Photograph of smith, circled by blue and white text on red, white, and blue tri-color background.
BASTIAN BROS. CO, ROCHESTER, N.Y.
Alfred Emanuel Smith spent his life serving the state of New York and New York City in the political arena. Smith was born in New York in 1873 and died there in 1944. Smith was a four-time governor of the state. He got his first taste of politics in 1895, being assigned by political organization, "Tammany Hall," as an investigator of jurors. He would eventually gain the governorship, before briefly losing it in 1920 and gaining it back in 1923. He fought to expand housing, improve labor relations, improve child welfare, and create state parks.

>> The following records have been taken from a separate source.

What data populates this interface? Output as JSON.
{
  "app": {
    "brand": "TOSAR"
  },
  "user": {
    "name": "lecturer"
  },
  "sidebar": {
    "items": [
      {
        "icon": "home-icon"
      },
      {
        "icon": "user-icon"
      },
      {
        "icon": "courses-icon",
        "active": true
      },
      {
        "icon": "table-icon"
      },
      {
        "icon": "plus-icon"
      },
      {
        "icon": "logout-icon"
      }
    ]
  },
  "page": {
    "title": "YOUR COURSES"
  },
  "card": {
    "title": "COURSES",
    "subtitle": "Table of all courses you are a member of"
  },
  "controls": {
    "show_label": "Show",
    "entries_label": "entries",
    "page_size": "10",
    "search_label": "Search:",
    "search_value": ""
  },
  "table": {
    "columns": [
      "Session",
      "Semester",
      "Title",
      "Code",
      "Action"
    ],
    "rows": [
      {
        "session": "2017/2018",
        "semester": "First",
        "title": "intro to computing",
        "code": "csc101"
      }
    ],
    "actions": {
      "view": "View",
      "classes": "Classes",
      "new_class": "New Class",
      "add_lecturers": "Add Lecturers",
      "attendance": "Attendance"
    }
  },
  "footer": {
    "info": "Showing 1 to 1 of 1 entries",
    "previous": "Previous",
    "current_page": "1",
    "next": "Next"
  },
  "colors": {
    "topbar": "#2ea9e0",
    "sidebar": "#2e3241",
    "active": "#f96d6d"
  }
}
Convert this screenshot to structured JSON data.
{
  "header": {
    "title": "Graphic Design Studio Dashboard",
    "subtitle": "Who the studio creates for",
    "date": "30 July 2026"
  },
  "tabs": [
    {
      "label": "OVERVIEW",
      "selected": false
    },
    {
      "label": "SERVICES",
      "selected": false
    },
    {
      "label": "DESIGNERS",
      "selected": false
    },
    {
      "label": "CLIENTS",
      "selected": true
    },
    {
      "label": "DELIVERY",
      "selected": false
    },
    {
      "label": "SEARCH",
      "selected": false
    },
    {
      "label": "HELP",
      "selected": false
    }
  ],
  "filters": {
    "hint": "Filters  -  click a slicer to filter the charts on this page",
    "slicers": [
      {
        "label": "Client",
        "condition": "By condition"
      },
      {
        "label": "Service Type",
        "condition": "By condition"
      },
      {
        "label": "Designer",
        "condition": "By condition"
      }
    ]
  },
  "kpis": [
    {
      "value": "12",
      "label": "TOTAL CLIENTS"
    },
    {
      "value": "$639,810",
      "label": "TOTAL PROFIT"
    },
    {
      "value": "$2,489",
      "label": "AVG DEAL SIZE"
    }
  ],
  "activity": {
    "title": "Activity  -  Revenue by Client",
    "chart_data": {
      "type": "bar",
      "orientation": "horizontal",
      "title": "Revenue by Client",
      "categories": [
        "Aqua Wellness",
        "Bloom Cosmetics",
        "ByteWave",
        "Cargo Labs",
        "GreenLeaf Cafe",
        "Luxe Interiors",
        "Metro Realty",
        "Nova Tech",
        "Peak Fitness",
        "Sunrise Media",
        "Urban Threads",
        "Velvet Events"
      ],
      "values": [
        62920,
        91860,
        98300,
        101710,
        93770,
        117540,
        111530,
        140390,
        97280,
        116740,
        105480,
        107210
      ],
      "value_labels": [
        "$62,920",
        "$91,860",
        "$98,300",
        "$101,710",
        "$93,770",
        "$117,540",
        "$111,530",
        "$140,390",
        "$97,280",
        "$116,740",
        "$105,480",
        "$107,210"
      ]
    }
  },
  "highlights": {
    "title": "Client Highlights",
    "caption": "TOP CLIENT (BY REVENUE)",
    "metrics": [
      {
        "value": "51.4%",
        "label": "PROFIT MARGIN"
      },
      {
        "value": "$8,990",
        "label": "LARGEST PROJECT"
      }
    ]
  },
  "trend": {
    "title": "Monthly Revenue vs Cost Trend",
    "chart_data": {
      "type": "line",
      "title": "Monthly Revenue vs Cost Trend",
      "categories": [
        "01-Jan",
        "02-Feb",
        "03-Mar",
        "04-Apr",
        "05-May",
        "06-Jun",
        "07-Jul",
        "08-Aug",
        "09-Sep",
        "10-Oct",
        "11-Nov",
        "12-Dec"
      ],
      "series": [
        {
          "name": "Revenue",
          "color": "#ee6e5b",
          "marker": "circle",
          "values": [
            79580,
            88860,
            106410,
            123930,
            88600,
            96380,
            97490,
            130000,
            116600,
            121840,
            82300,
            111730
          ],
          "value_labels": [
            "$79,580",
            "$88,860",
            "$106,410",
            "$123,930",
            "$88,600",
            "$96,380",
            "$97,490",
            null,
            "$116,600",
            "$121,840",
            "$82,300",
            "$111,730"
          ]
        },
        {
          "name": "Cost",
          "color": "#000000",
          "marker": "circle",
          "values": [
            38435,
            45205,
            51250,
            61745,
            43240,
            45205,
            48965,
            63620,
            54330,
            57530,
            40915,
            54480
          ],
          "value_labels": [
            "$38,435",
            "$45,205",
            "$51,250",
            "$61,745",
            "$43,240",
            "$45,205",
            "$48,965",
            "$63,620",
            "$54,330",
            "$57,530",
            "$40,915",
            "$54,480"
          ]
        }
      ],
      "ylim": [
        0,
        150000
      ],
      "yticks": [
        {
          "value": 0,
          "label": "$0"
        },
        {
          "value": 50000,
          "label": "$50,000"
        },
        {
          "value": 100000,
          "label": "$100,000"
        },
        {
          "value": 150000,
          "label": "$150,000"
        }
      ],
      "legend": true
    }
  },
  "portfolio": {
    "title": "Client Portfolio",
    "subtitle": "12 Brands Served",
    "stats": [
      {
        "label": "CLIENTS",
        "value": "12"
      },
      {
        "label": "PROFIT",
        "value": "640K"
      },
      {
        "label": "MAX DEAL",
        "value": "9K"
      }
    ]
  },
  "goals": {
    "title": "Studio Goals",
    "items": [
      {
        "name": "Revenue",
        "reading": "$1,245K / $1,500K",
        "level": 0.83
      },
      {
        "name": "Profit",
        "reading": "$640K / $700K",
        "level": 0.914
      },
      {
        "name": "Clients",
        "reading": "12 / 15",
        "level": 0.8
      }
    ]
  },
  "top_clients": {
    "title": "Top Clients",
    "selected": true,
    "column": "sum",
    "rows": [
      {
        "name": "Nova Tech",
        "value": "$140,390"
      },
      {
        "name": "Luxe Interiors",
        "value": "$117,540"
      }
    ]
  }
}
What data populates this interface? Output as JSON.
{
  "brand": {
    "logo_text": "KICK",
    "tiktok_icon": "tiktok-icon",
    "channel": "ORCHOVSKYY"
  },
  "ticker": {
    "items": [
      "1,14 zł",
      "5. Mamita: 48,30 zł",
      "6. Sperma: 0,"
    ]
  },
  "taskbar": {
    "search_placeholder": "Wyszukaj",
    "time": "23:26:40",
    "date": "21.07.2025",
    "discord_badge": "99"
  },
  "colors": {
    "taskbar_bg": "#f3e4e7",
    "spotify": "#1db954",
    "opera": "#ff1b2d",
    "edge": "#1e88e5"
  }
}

Smith became the Democratic nominee and ran for President against Herbert Hoover in the 1928 election. He was the first Catholic nominee, paving the way for John F. Kennedy in the future. Smith would ultimately lose, with anti-Catholic sentiment playing a large role in his defeat. His stance against prohibition and association with the corruption of Tammany Hall did not do him any favors. He lost in a massive landslide, only securing 87 electoral votes.